Background: Obese patients are generally believed to be at a higher risk for surgery than those who are not obese, although convincing data are lacking.
Methods: We prospectively investigated a cohort of 6336 patients undergoing general elective surgery at our institution to assess whether obesity affects the outcome of surgery. Exclusion criteria were emergency, vascular, thoracic, and bariatric operations; transplantation procedures; patients under immunosuppression; and operations done under local anaesthesia. Postoperative morbidity was analysed for non-obese and obese patients (body-mass index <30 kg/m(2) vs >or=30 kg/m(2)). Obesity was further stratified into mild obesity (30.0-34.9 kg/m(2)) and severe obesity (>or=35 kg/m(2)). Risk factors were analysed with univariate and multivariate models.
Findings: The cohort consisted of 6336 patients, of whom 808 (13%) were obese, 569 (9%) were mildly obese, and 239 (4%) had severe obesity.
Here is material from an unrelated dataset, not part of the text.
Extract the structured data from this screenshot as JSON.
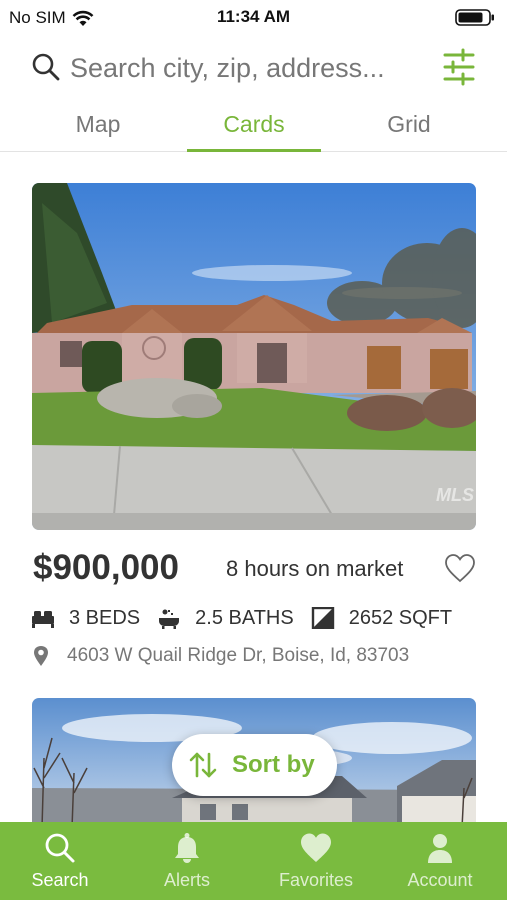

The morbidity rates in patients who were obese compared with those who were not were much the same (122 [15.1%] of 808 vs 901 [16.3%] of 5528; p=0.26), with the exception of an increased incidence of wound infections after open surgery in patients who were obese (17 [4%] of 431 vs 92 [3%] of 3555, p=0.03). Incidence of complications did not differ between patients who were mildly obese (91 [16.0%] of 569), severely obese (36 [15.1%] of 239), and non-obese (901 [16.3%] of 5528; p=0.19). In multivariate regression analyses, obesity was not a risk factor for development of postoperative complications. Of note, the additional medical resource use as estimated by a new classification of complications showed no differences between patients who were and were not obese.
Interpretation: Obesity alone is not a risk factor for postoperative complications. The regressive attitude towards general surgery in obese patients is no longer justified.